The British metal legends had a lot to live up to, and they didn’t even know it. When I was a kid, the Ozzfest 2004 headlining act was none other than Priest themselves, and they completely blew me away, but maybe I was easily impressed back then.
After the trip down memory lane that Korn pulled, would Priest even be able to recapture the magic that I felt when I first saw them live 11 years ago?
Pffft, are you kidding me? This is Judas Priest we’re talking about here!
Right away the band launched into “Dragonaut,” the opening track of their latest album, Redeemer of Souls, and in just three seconds, singer Rob Halford’s voice reminded of everything I loved about metal. Adorned in all-black leather, studs and his signature mirrored sunglasses, Halford at 64 years of age can still kick any singer’s ass on this festival bill, and they would actually thank him for doing so!
The band wasted no time in jumping back to their lengthy discography with “Metal Gods” from 1980’s beyond legendary British Steel, which had everyone chanting along and following with 1976’s Sad Wings Of Destiny’s “Victim of Changes.”
The incredible thing about Priest’s set was not just the fact that this band still has the tenacity and the sheer power to still command a stage, but that fact that Halford’s voice can shift from the gruff, commanding frontman to the air siren metal god seamlessly. His vocal style, although a little high in the mix, will forever stick with me, not just because of any sentimental feeling, but because he hit registers so high and loud that I still hear a ringing in my ear as a result.

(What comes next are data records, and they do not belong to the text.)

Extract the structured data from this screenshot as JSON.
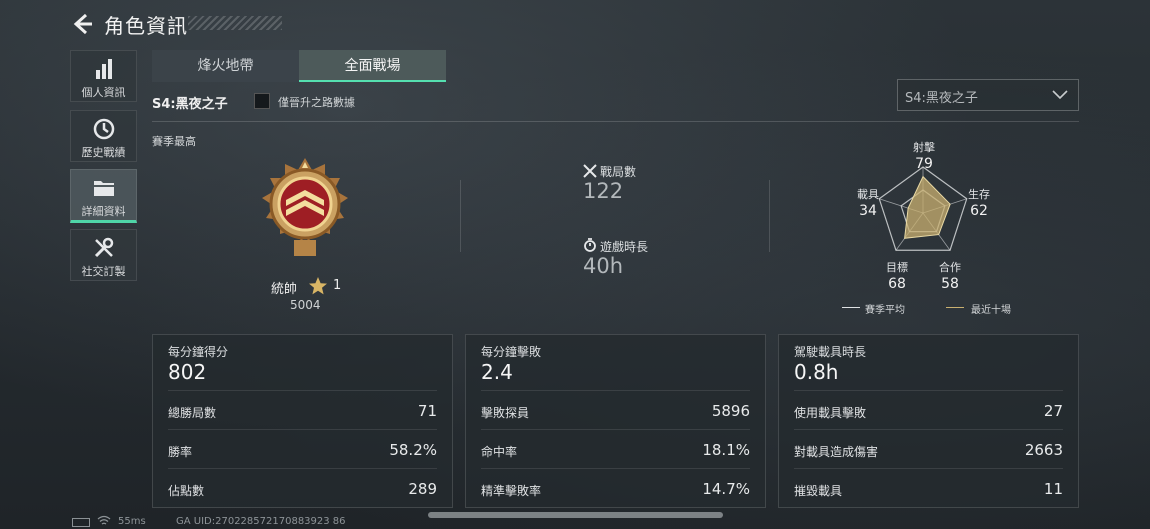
{
  "header": {
    "title": "角色資訊"
  },
  "nav": [
    {
      "label": "個人資訊",
      "icon": "bar-chart-icon"
    },
    {
      "label": "歷史戰績",
      "icon": "history-clock-icon"
    },
    {
      "label": "詳細資料",
      "icon": "folder-icon",
      "active": true
    },
    {
      "label": "社交訂製",
      "icon": "tools-icon"
    }
  ],
  "tabs": [
    "烽火地帶",
    "全面戰場"
  ],
  "filter": {
    "season_label": "S4:黑夜之子",
    "checkbox_label": "僅晉升之路數據",
    "dropdown_value": "S4:黑夜之子"
  },
  "season_best": "賽季最高",
  "rank": {
    "name": "統帥",
    "level": "1",
    "points": "5004"
  },
  "stats": {
    "matches_label": "戰局數",
    "matches_value": "122",
    "time_label": "遊戲時長",
    "time_value": "40h"
  },
  "radar": {
    "axes": [
      {
        "label": "射擊",
        "value": "79"
      },
      {
        "label": "生存",
        "value": "62"
      },
      {
        "label": "合作",
        "value": "58"
      },
      {
        "label": "目標",
        "value": "68"
      },
      {
        "label": "載具",
        "value": "34"
      }
    ],
    "legend_avg": "賽季平均",
    "legend_recent": "最近十場",
    "colors": {
      "recent": "#c9b070",
      "grid": "#e0e2e4"
    }
  },
  "cards": [
    {
      "title": "每分鐘得分",
      "value": "802",
      "rows": [
        {
          "label": "總勝局數",
          "value": "71"
        },
        {
          "label": "勝率",
          "value": "58.2%"
        },
        {
          "label": "佔點數",
          "value": "289"
        }
      ]
    },
    {
      "title": "每分鐘擊敗",
      "value": "2.4",
      "rows": [
        {
          "label": "擊敗探員",
          "value": "5896"
        },
        {
          "label": "命中率",
          "value": "18.1%"
        },
        {
          "label": "精準擊敗率",
          "value": "14.7%"
        }
      ]
    },
    {
      "title": "駕駛載具時長",
      "value": "0.8h",
      "rows": [
        {
          "label": "使用載具擊敗",
          "value": "27"
        },
        {
          "label": "對載具造成傷害",
          "value": "2663"
        },
        {
          "label": "摧毀載具",
          "value": "11"
        }
      ]
    }
  ],
  "footer": {
    "ping": "55ms",
    "uid": "GA UID:270228572170883923 86"
  }
}
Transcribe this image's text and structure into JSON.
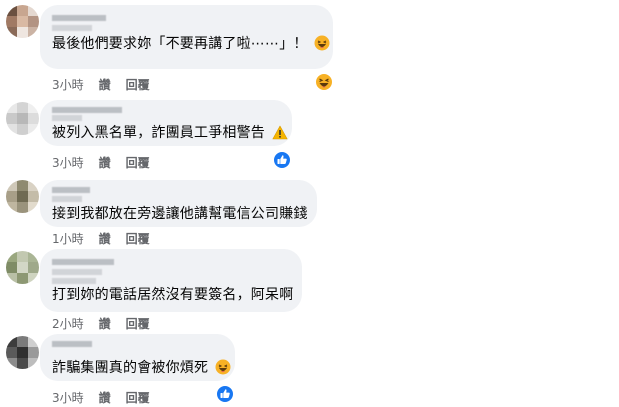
{
  "comments": [
    {
      "text": "最後他們要求妳「不要再講了啦⋯⋯」！",
      "time": "3小時",
      "like": "讚",
      "reply": "回覆",
      "reaction": "haha",
      "text_emoji": "haha"
    },
    {
      "text": "被列入黑名單，詐團員工爭相警告",
      "time": "3小時",
      "like": "讚",
      "reply": "回覆",
      "reaction": "like",
      "text_emoji": "warning"
    },
    {
      "text": "接到我都放在旁邊讓他講幫電信公司賺錢",
      "time": "1小時",
      "like": "讚",
      "reply": "回覆",
      "reaction": "",
      "text_emoji": ""
    },
    {
      "text": "打到妳的電話居然沒有要簽名，阿呆啊",
      "time": "2小時",
      "like": "讚",
      "reply": "回覆",
      "reaction": "",
      "text_emoji": ""
    },
    {
      "text": "詐騙集團真的會被你煩死",
      "time": "3小時",
      "like": "讚",
      "reply": "回覆",
      "reaction": "like",
      "text_emoji": "haha"
    }
  ],
  "colors": {
    "bubble": "#f0f2f5",
    "meta_text": "#65676b",
    "like_blue": "#1877f2",
    "haha_yellow": "#f7b125"
  }
}
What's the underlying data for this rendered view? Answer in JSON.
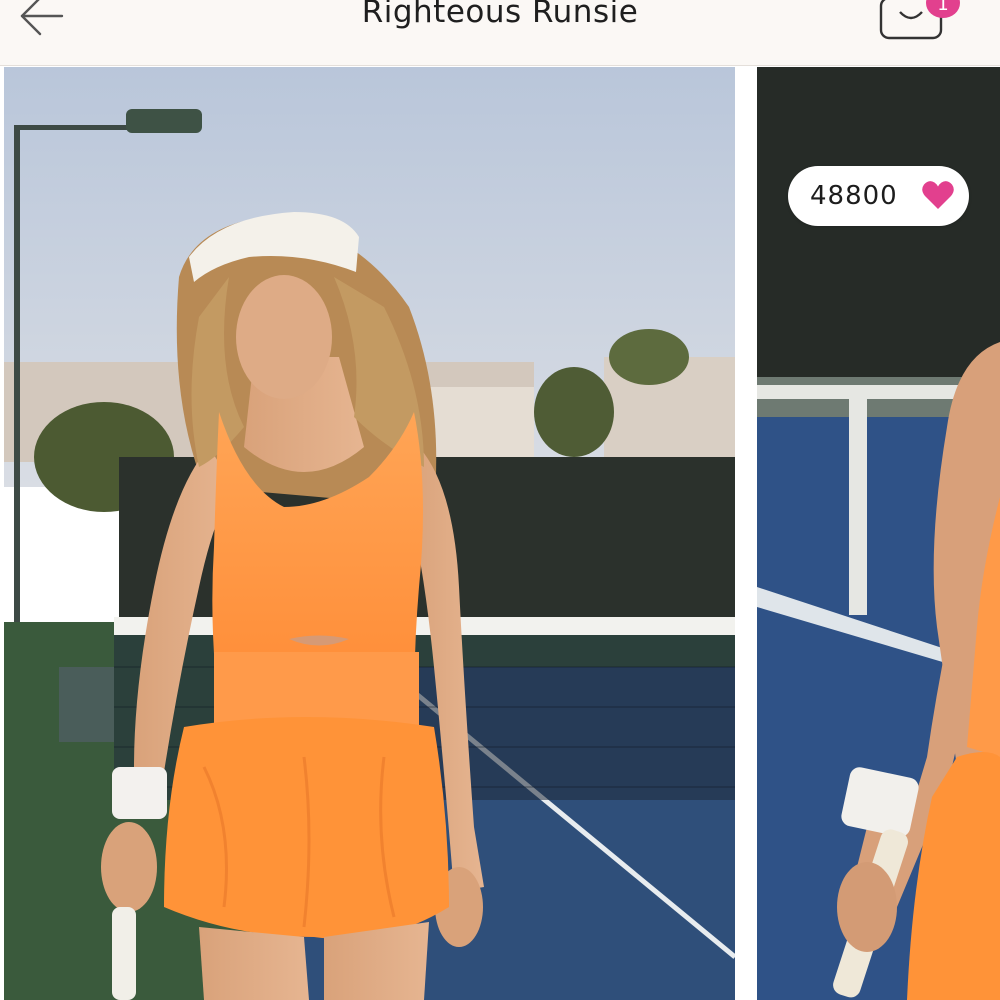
{
  "header": {
    "title": "Righteous Runsie",
    "back_icon": "arrow-left-icon",
    "cart_icon": "shopping-bag-icon",
    "cart_count": "1"
  },
  "listing": {
    "likes_count": "48800",
    "like_icon": "heart-icon"
  },
  "photos": [
    {
      "alt": "Model in orange romper on tennis court"
    },
    {
      "alt": "Model in orange romper holding tennis racket"
    }
  ],
  "colors": {
    "accent": "#e2408e",
    "header_bg": "#fbf8f5",
    "romper": "#ff9a45"
  }
}
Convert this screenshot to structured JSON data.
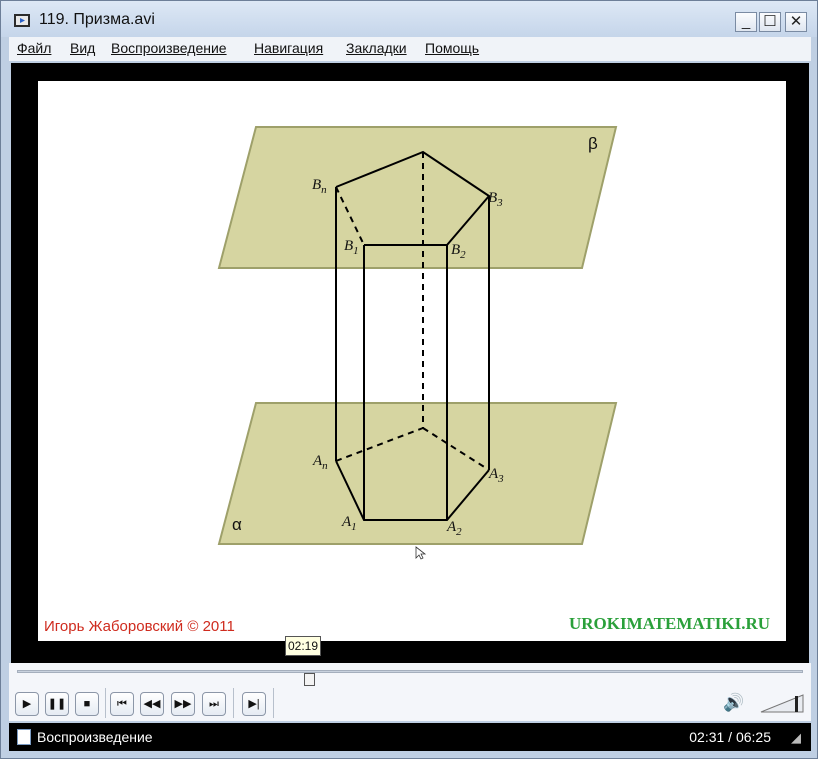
{
  "window": {
    "title": "119. Призма.avi"
  },
  "titlebar_buttons": {
    "minimize": "_",
    "maximize": "☐",
    "close": "✕"
  },
  "menu": [
    "Файл",
    "Вид",
    "Воспроизведение",
    "Навигация",
    "Закладки",
    "Помощь"
  ],
  "slide": {
    "labels": {
      "beta": "β",
      "alpha": "α",
      "Bn": "B",
      "Bn_sub": "n",
      "B1": "B",
      "B1_sub": "1",
      "B2": "B",
      "B2_sub": "2",
      "B3": "B",
      "B3_sub": "3",
      "An": "A",
      "An_sub": "n",
      "A1": "A",
      "A1_sub": "1",
      "A2": "A",
      "A2_sub": "2",
      "A3": "A",
      "A3_sub": "3"
    },
    "credit": "Игорь Жаборовский © 2011",
    "site": "UROKIMATEMATIKI.RU",
    "colors": {
      "plane": "#d6d5a1",
      "plane_border": "#9ea06a",
      "credit": "#cf2b1e",
      "site": "#2aa03a"
    }
  },
  "seek": {
    "tooltip": "02:19",
    "progress": 0.37
  },
  "controls": {
    "play": "▶",
    "pause": "❚❚",
    "stop": "■",
    "prev": "⏮",
    "rewind": "◀◀",
    "forward": "▶▶",
    "next": "⏭",
    "frame": "▶|",
    "volume_level": 0.85
  },
  "status": {
    "text": "Воспроизведение",
    "time": "02:31 / 06:25"
  }
}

His eagle shriek screams pierced the sky all night like aural lightning as he and the band ripped through hit after hit from their renowned repertoire: “Turbo Lover,” “Screaming For Vengeance,” “Breaking The Law” and “Hell Bent For Leather,” where, of course, Halford drove the Harley bike on stage. It was so ridiculously ‘80s, and I loved every minute of it.
The band rounded out their set with the one-two punch of epic, twin guitar riffage of “The Hellion” before diving into “Electric Eye,” which was one of the songs I absolutely needed to hear live again, since it was the song they kicked their set off with in 2004. They finished off their set with “You’ve Got Another Thing Comin’,” which was cool and all but left me feeling rather unfulfilled in some way … until the encore where they saved the best for last by driving the final nail in every other band’s coffin with the title track to their amazingly heavy 1990 album, Painkiller.
Hearing this live was probably one of the biggest full-circle metal moments of the evening as the riffs and solo had some of the best guitar work Judas Priest has probably ever put to tape. Halford’s voice instantly brought back the feeling of awe I felt as a teenager first discovering them. Listening to the song again reminded me of growing up and loving the track so much that one day I decided to pick up and guitar and begin teaching myself how to play the same song I was now hearing as I was beginning to make my way to the exit.
Although I regrettably didn’t make it to day 2 of Knotfest to see the festival’s namesake band, Slipknot, yet another influential band in my developing musical years, the day 1 lineup was truly something special for me.
For some of us, as we get older we begin to make compromise after compromise, giving up pieces of who we were growing up: being the social weirdo, the one who only wears black and grew up on a steady diet of almost every genre of metal, until one day we are the jaded recovering metal fan in need of a reminder of his roots.
Thank goodness there were at least nine misfits from Iowa who loved heavy music and had the good sense to not compromise, and in doing so have now created a truly diverse and eclectic heavy music festival that not only can turn a new generation of kids on to legendary bands and also celebrate the spirit, essence and that unexplainable coolness that comes when you hear your favorite metal song.
Now if you’ll excuse me, I have to dig my old metal shirts out of the garage.